The selection of pieces gathers together examples of their work from the mid nineties up until the present day, offering a panoramic vision of the intentions that underlie their installations. The exhibition is composed of the well-travelled The Dark Pool (1995) and The Muriel Lake Incident (1999), Opera for a Small Room (2003), the incredible Roadtrip (2004), The Killing Machine (2007) and the mediocre Experiment in F Minor (2013).
As ever, theirs are scenarios scripted to the very last detail, where the script or the structure takes precedence over the rest of the elements and determines to a great extent the public’s experience. Little margin is left for a plurality of experience in their installations, as the wonder of their virtuoso technique seems to be a condition, in their case, that marks out the frontiers of what those who approach their pieces can feel or think.
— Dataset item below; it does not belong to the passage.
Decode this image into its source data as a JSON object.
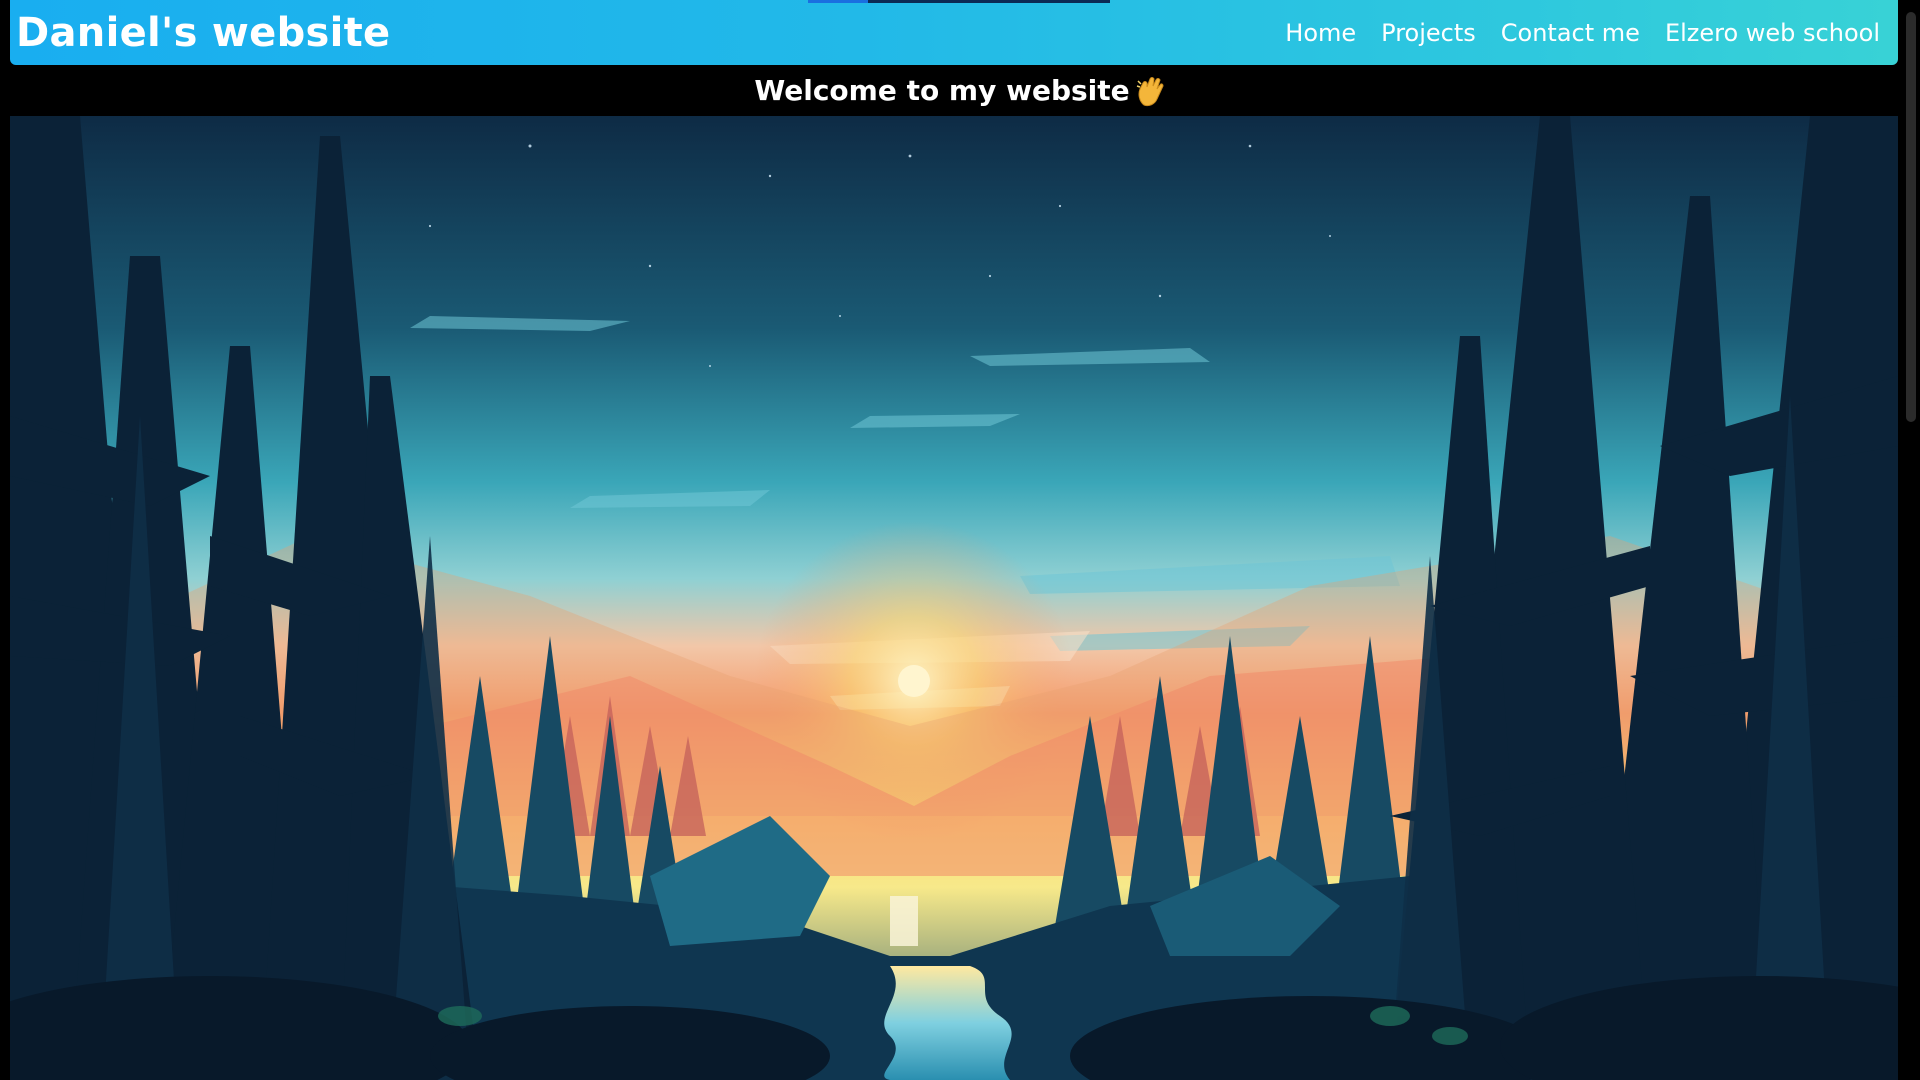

Nevertheless, Cardiff and Bures Miller continue to confront us with the, always opportune, question about the limits of fiction. Playing with the barriers that separate the inside from the outside in their works they also allude to those that define the separation between representation, scenography and the institution that houses them. What are the physical limits and what are the connoted ones. Which governs the other. The works and the title successfully cry over the micro-stories and do so within the walls of a museum.